Confused? 99% Invisible plunges into the stories behind the design things great and small like the wife of an undertaker who saved her husband’s business from an unscrupulous competitor and wound up inventing the modern telephone system. Or the lawyers who fought for the write to make truly horrible television ads. You’ll find the topics are eye-opening and the production value (voice over, background music, editing) absolutely phenomenal.
Radiolab, the podcast of the WNYC radio show by the same name, is one of the most interesting podcasts I’ve come across yet. At first glance I’d describe it as a science podcast, but it’s so much more. Perhaps it would be more fitting to say that Radiolab covers the human side of physical and sociological science & discovery. Jad Abumrad and Robert Krulwich discuss scientific breakthroughs and human achievement with in-depth interviews and some narrative detective work.
Consistently rated as the best-produced podcast, Radiolab finds the human interest in topics that in lesser hands could seem dry. Here’s an example: instead of simply explaining the Heimlich Maneuver to you, they interview the man himself in a piece that tackles what may well be his growing mental instability, strong allegations of quackery and leads us to question whether it should be named after him at all. Radiolab is a hard-hitting, mind-expanding podcast that finds drama in places you never even knew existed.
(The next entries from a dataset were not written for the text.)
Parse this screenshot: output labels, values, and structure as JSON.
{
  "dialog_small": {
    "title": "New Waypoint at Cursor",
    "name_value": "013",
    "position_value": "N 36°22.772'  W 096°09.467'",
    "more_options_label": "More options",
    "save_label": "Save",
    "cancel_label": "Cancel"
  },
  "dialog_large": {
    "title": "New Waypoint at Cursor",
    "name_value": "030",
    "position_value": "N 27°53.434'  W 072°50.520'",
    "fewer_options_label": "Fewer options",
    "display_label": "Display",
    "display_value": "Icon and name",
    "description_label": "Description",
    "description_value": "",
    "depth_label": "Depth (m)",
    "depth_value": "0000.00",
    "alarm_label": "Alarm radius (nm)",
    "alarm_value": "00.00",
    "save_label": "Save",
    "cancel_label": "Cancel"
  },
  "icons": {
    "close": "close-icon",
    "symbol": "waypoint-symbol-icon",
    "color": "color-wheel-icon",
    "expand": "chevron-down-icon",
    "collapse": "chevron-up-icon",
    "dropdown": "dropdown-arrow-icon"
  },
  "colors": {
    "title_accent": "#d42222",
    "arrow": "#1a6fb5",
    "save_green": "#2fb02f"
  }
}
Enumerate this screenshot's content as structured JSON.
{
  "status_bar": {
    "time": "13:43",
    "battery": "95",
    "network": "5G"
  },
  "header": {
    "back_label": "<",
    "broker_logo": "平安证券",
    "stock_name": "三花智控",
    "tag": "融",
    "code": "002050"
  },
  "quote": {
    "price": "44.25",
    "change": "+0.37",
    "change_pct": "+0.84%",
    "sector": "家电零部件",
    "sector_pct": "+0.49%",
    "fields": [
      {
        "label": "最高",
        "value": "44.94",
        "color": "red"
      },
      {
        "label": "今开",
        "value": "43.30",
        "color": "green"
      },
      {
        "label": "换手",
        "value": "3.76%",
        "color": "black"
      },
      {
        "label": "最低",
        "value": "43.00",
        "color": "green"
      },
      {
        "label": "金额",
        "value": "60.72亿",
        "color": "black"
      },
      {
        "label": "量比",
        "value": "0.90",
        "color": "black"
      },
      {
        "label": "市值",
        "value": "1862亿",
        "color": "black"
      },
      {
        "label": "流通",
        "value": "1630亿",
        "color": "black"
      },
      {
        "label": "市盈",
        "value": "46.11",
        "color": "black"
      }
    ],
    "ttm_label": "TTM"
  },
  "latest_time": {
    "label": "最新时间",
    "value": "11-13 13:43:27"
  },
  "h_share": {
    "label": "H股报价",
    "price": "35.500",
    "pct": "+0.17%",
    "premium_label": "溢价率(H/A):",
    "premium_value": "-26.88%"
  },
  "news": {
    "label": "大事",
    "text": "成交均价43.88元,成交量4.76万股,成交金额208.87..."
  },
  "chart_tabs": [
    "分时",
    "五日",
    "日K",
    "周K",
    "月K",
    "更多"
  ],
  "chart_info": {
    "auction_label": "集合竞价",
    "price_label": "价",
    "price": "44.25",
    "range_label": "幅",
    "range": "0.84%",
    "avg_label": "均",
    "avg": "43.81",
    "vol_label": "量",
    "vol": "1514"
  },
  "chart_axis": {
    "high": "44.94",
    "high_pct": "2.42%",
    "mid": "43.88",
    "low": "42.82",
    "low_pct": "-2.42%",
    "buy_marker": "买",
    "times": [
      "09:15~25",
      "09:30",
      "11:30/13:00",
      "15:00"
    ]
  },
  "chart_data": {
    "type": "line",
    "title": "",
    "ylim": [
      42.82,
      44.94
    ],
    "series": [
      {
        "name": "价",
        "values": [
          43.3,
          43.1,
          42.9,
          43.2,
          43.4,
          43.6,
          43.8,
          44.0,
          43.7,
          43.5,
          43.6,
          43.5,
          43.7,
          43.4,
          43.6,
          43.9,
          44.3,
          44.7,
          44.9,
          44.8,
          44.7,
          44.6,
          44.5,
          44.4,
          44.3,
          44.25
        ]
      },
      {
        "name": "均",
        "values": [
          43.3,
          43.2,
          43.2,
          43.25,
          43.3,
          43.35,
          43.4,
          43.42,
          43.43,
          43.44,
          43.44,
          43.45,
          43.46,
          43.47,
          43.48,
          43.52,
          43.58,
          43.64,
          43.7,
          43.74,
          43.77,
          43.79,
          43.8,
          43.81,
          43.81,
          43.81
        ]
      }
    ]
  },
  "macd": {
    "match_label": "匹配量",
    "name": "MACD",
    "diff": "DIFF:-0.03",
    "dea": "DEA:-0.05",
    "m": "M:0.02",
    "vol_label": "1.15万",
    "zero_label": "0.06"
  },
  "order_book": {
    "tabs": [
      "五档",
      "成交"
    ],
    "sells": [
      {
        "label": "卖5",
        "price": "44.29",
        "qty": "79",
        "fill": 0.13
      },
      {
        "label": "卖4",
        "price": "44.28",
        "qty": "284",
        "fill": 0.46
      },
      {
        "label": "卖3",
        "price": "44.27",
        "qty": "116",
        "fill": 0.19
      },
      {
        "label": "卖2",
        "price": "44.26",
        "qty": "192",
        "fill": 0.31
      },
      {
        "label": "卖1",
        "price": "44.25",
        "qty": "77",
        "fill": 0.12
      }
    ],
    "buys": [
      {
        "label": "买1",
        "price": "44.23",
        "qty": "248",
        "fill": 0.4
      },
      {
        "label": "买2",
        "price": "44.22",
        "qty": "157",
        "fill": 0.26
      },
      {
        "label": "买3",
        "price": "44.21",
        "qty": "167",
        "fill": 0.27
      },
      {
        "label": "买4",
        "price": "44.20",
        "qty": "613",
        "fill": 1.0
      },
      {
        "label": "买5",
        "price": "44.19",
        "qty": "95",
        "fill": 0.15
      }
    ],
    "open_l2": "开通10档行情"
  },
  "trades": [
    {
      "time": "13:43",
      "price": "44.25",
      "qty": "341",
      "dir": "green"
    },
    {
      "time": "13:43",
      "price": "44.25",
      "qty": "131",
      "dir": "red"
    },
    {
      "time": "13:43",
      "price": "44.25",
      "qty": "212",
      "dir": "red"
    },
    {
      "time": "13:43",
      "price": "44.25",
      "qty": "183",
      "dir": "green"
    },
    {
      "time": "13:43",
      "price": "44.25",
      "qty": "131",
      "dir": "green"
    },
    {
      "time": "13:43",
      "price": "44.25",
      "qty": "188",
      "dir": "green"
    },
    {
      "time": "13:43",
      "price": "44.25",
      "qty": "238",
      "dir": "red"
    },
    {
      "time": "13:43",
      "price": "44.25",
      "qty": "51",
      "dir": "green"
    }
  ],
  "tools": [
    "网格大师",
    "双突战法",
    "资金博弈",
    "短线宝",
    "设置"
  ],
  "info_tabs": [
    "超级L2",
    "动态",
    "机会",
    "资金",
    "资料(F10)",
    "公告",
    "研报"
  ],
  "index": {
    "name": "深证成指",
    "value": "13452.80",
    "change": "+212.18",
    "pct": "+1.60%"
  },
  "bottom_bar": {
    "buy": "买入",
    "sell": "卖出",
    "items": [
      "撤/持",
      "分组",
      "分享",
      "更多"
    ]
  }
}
In 1999, Baltimore high school senior Adnan Syed was arrested for the murder of his ex-girlfriend Hae Min Lee. He was swiftly convicted by the state of Maryland and sentenced to life in prison. Only he may be innocent.
This groundbreaking series from the people behind This American Life differs from its parent podcast in that it follows the same story from the same reporter (Sarah Koening), serially, tracking the story and sharing their current feelings about it. Yes, it blurs the line of journalistic objectivity a little but it’s some serious reporting and it’s damn compelling. It should also be noted that despite being a very recent phenomenon, Serial helped put podcasts on the map.
The Flop House is one of the funniest podcasts I’ve heard, and when you find out who it stars you won’t be surprised. Elliot Kalan (former head writer of The Daily Show) and Dan McCoy (Daily Show staff writer) are joined by the equally funny Stuart Wellington in what might be the original bad movie podcast since it’s over 7 years old and still the best one out there.
What sets The Flop House apart from other bad-movie podcasts like How Did This Get Made? is that where the latter would just comment about how absurd something is (Jason Mantzoukas, I’m looking at you) the Floppers do their own improv comedy riff off of it. They’re more inventive, much funnier, and infectiously addicting. Shout out to Elliot for his wonderfully annoying songs.
I’ll be the first to admit that My Brother, My Brother and Me seems to be a love-it-or-hate-it experience. Me? I love these brothers. Every week, Justin, Travis and Griffin McElroy take your questions and turn them alchemy-like into wisdom (along with…unfortunate questions from the Yahoo! Answers service). I cannot count the times I’ve risked getting fired cracking up while listening to this in the office. Individually they are each gifted (Justin and Griffin were founders at Polygon, Travis works in theater) but together they play off each other in a way that is so creative and organic that it makes it look easy. Hopefully not deceptively so, because they are my inspiration for trying out my own podcast.
There are 2 kinds of people in the world: people who like to hear other people laugh and people who don’t. The McElroys like to laugh, and if that’s going to put you off well, you’re missing out. Their off-the-cuff ‘goofsmithing’ will change the way you think improv and might just inspire you to take a swing at punching up your own conversations.
What else should I have put on the list? Tell me in the comments.